On this trip to Black Hawk, my posse Sal couldn’t meet up with me because he was repacking the bearings of Sal Junior’s car. If you got to do it, you got to do it, right? So this turned into a solo trip for ‘ol Poorman. I needed to get up to the Isle Casino anyway because they emailed me a coupon I could redeem for $20 cash, and the coupon was set to expire the next day. This is one example of the benefits of enrolling in a casino’s player’s club. You’ll receive deals like this via email or snail-mail, although I’m a little bit miffed because Sal has received more deals than I have, like free nights at the casinos and $10 chip coupons. I don’t know why Sal is such a favorite of the casinos over yours truly. Maybe they know Sal tends to lose more money than Poorman. Who knows?
I don’t know if it was out of superstition or comfort level, but I found myself at the same craps table at the Lady Luck Casino where I had won $300 during a previous trip. I bought in for $100. (Drat! I realized too late that I forgot to give them my Player’s Card.)
Since my trip to Las Vegas 3 weeks prior, I have been busy reading. As I mentioned earlier, I just finished reading Beat the Craps out of the Casinos by Frank Scoblete. An excellent book that will certainly be added to my permanent library. Of the several techniques I read about and that I would like to incorporate into my play, on this trip I decided to test out the ‘5-count’.
The idea behind the ‘5-count’ is that most rollers will seven-out in a fairly short amount of time, so we practice patience (and discipline) and wait for the shooter to make five successful rolls of the dice before risking our first bet. This reduces our overall risk because we aren't betting on every shooter.
The count begins when the shooter hits a point on the come out roll. If he hits a 2, 3, 7, 11, or 12, the count does not begin. After a point has been made, any number except a seven will count toward the second, third, and fourth roll. On the fifth roll, the shooter must make a point number 4, 5, 6, 8, 9, or 10 to qualify as the fifth count. This makes the shooter “qualified,” and your betting can begin.
I took notes as to what numbers were rolled and I observed some interesting results. By waiting for shooters to become qualified using the ‘5-count’, I avoided a loss of $90 (6 shooters, $5 pass line bet plus $10 odds). While I didn’t win money on every qualified shooter, I did capitalize on shooters who had hot rolls. In this session, I can definitely say the ‘5-count’ saved me money, and I plan to incorporate this technique into my future betting strategy.

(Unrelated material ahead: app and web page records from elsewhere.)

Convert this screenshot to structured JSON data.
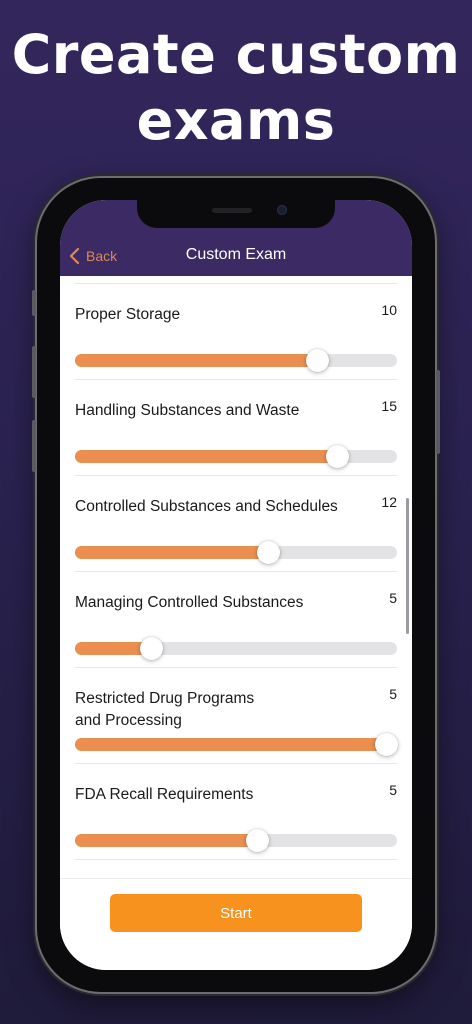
{
  "headline": {
    "line1": "Create custom",
    "line2": "exams"
  },
  "navbar": {
    "back_label": "Back",
    "title": "Custom Exam"
  },
  "topics": [
    {
      "label": "Proper Storage",
      "count": "10",
      "level": 0.75
    },
    {
      "label": "Handling Substances and Waste",
      "count": "15",
      "level": 0.815
    },
    {
      "label": "Controlled Substances and Schedules",
      "count": "12",
      "level": 0.6
    },
    {
      "label": "Managing Controlled Substances",
      "count": "5",
      "level": 0.235
    },
    {
      "label": "Restricted Drug Programs and Processing",
      "count": "5",
      "level": 1.0
    },
    {
      "label": "FDA Recall Requirements",
      "count": "5",
      "level": 0.565
    }
  ],
  "footer": {
    "start_label": "Start"
  },
  "colors": {
    "background": "#2a2250",
    "navbar": "#3b2a63",
    "accent_back": "#d9895a",
    "slider_fill": "#eb8f50",
    "slider_track": "#e3e3e5",
    "start_button": "#f8921f"
  }
}
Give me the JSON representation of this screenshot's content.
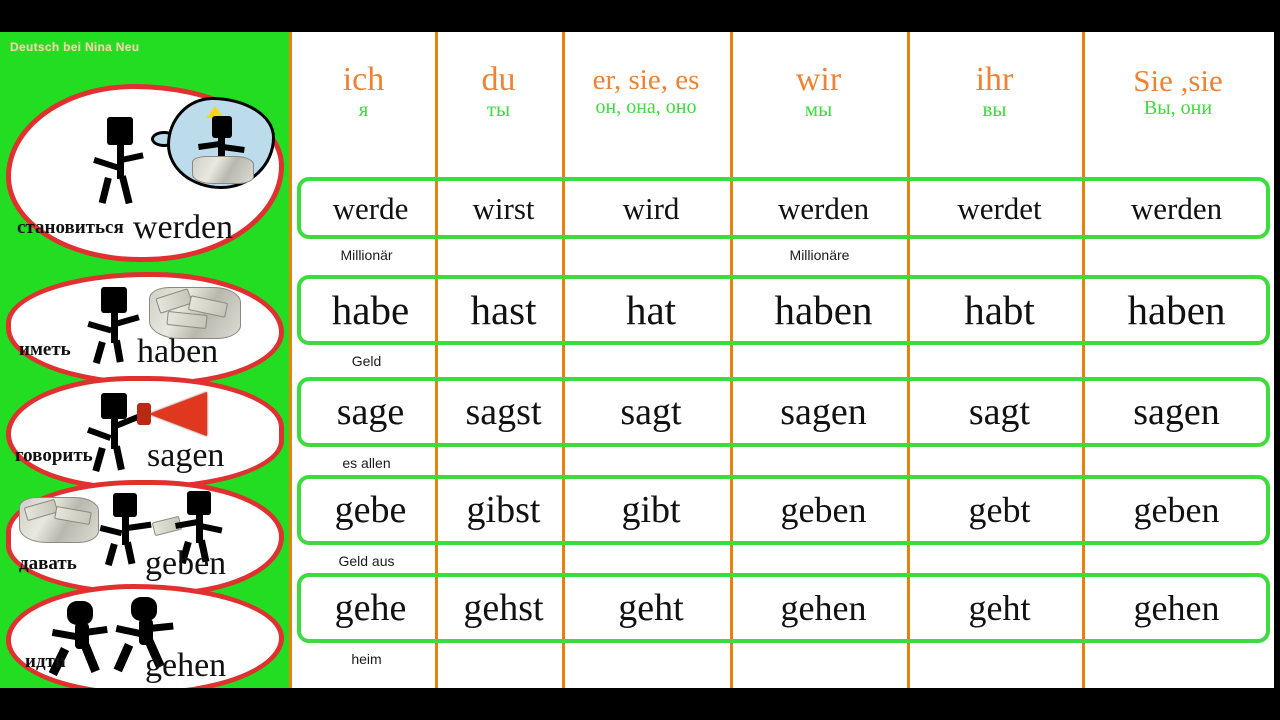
{
  "watermark": "Deutsch bei Nina Neu",
  "colors": {
    "sidebar_bg": "#22dd22",
    "card_outline": "#e03030",
    "card_fill": "#ffffff",
    "pronoun_de": "#ef8234",
    "pronoun_ru": "#3ddb3d",
    "row_border": "#3ddb3d",
    "column_divider": "#e8820c",
    "frame": "#000000"
  },
  "header": {
    "columns": [
      {
        "de": "ich",
        "ru": "я"
      },
      {
        "de": "du",
        "ru": "ты"
      },
      {
        "de": "er, sie, es",
        "ru": "он, она, оно"
      },
      {
        "de": "wir",
        "ru": "мы"
      },
      {
        "de": "ihr",
        "ru": "вы"
      },
      {
        "de": "Sie ,sie",
        "ru": "Вы, они"
      }
    ]
  },
  "verbs": [
    {
      "infinitive": "werden",
      "russian": "становиться",
      "icon": "stick-figure-thought-millionaire-icon",
      "forms": [
        "werde",
        "wirst",
        "wird",
        "werden",
        "werdet",
        "werden"
      ],
      "notes": [
        "Millionär",
        "",
        "",
        "Millionäre",
        "",
        ""
      ]
    },
    {
      "infinitive": "haben",
      "russian": "иметь",
      "icon": "stick-figure-money-icon",
      "forms": [
        "habe",
        "hast",
        "hat",
        "haben",
        "habt",
        "haben"
      ],
      "notes": [
        "Geld",
        "",
        "",
        "",
        "",
        ""
      ]
    },
    {
      "infinitive": "sagen",
      "russian": "говорить",
      "icon": "stick-figure-megaphone-icon",
      "forms": [
        "sage",
        "sagst",
        "sagt",
        "sagen",
        "sagt",
        "sagen"
      ],
      "notes": [
        "es allen",
        "",
        "",
        "",
        "",
        ""
      ]
    },
    {
      "infinitive": "geben",
      "russian": "давать",
      "icon": "two-stick-figures-money-exchange-icon",
      "forms": [
        "gebe",
        "gibst",
        "gibt",
        "geben",
        "gebt",
        "geben"
      ],
      "notes": [
        "Geld aus",
        "",
        "",
        "",
        "",
        ""
      ]
    },
    {
      "infinitive": "gehen",
      "russian": "идти",
      "icon": "two-stick-figures-walking-icon",
      "forms": [
        "gehe",
        "gehst",
        "geht",
        "gehen",
        "geht",
        "gehen"
      ],
      "notes": [
        "heim",
        "",
        "",
        "",
        "",
        ""
      ]
    }
  ]
}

Some other observations. A theory I have is that shooters tend to have good luck across multiple dice possessions. On Saturday, on her very first possession, a female shooter controlled the dice for 36 rolls. By far the best of the session. She’s a hot shooter, right? The next time she held the dice, she rolled 7, 7, 11, (all winners), made a point, then immediately sevened-out. While this evidence seems to negate my theory, I believe this to be the exception rather than the rule. In the limited number of gambling sessions that I have been involved with, hot shooters tend to continue their hot streak across multiple possessions. But certainly this is a phenomenon that I can easily track with better record keeping. If I find this theory to be a fallacy, I can easily avoid losing money by applying the ‘5-count’ rule on previously hot shooters.
Another observation. There was a lady by the name of Stephanie who was playing next to me. She was slightly inebriated, playing proposition bets, and placing all the numbers. By her own confession, she didn’t even understand some of the prop bets she was making. A recipe for disaster, right? All the books I’ve read state that prop bets are stupid. Well Stephanie had nearly a row of $25 green chips in front of her, and I figure she was up at least $1,000. Stupid luck? Probably. But that isn’t any reason to change your betting style. Decide how you’re going to bet, then stick with your plan. While I’m an advocate of being flexible and changing your bets as dictated by the trending dice, to totally change your betting style because someone was having stupendous luck will only spell disaster.
Counting the $20 in free cash I received with my Player’s Club coupon, I left Black Hawk $51 richer. Modest winnings for sure, but a victory none the less since my objective is to leave a casino with more money than when I arrived.